We shall now summarize our investigation of inner speech. Here, too, we considered several hypotheses, and we came to the conclusion that inner speech develops through a slow accumulation of functional and structural changes, that it branches off from the child’s external speech simultaneously with the differentiation of the social and the egocentric functions of speech, and finally that the speech structures mastered by the child become the basic structures of his thinking.
This brings us to another indisputable fact of great importance. Thought development is determined by language, i.e., by the linguistic tools of thought and by the sociocultural experience of the child. Essentially, the development of inner speech depends on outside factors; the development of logic in the child, as Piaget’s studies have shown, is a direct function of his socialized speech. The child’s intellectual growth is contingent on his mastering the social means of thought, that is, language.
We can now formulate the main conclusions to be drawn from our analysis. If we compare the early development of speech and of intellect – which, as we have seen, develop along separate lines both in animals and in very young children – with the development of inner speech and of verbal thought, we must conclude that the later stage is not a simple continuation of the earlier. The nature of the development itself changes, from biological to socio-historical. Verbal thought is not an innate, natural form of behavior but is determined by a historical-cultural process and has specific properties and laws that cannot be found in the natural forms of thought and speech. Once we acknowledge the historical character of verbal thought, we must consider it subject to all the premises of historical materialism, which are valid for any historical phenomenon in human society. It is only to be expected that on this level the development of behavior will be governed essentially by the general laws of the historical development of human society.

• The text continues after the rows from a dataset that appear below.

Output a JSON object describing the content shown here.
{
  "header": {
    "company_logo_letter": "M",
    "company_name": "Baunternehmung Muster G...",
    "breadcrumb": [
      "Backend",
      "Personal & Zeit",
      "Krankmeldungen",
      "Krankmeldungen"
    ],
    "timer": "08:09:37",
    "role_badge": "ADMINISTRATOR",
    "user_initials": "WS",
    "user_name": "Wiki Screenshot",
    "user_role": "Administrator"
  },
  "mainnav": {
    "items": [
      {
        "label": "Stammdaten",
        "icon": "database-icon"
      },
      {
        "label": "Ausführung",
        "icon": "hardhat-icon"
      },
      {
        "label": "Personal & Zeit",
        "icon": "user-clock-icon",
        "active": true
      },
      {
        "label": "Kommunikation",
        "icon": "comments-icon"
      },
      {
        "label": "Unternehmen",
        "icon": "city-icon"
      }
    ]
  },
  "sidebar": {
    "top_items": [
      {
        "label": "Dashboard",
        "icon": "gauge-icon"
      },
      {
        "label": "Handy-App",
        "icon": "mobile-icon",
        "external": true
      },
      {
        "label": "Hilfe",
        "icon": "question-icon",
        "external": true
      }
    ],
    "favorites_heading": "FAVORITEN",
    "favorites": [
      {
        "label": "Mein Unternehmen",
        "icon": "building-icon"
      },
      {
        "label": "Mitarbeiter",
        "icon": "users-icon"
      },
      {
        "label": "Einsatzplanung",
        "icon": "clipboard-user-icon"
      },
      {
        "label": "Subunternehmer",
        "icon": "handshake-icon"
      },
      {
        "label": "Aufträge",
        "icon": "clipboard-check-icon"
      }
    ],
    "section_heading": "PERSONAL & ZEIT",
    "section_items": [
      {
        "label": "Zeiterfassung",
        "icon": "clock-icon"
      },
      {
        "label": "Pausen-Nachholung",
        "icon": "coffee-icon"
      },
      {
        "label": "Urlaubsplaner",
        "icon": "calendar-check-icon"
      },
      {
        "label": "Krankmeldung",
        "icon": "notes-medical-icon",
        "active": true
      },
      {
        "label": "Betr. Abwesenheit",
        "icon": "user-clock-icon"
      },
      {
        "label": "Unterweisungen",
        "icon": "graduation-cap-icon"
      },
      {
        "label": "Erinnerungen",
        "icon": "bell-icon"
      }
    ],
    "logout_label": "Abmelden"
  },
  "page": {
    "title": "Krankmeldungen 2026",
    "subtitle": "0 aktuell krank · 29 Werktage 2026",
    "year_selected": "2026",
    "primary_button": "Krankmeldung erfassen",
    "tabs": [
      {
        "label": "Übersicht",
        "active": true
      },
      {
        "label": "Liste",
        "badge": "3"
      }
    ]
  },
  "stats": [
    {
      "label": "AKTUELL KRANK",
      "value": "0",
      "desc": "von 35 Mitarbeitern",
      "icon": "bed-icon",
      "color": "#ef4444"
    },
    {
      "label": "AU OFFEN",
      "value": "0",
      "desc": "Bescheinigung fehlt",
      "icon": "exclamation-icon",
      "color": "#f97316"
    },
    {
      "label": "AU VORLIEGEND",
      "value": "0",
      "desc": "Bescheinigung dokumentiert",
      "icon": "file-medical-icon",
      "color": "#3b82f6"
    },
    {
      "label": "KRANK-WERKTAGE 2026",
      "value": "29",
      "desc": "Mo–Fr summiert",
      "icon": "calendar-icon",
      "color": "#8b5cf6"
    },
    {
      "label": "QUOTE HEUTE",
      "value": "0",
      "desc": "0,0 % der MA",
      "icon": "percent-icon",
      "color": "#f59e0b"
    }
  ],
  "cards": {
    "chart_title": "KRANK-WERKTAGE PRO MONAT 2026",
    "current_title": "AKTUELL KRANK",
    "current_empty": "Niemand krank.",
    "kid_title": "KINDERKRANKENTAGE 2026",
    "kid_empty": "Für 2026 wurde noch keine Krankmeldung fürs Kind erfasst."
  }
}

The problem of thought and language thus extends beyond the limits of natural science and becomes the focal problem of historical human psychology, i.e., of social psychology. Consequently, it must be posed in a different way. This second problem presented by the study of thought and speech will be the subject of a separate investigation.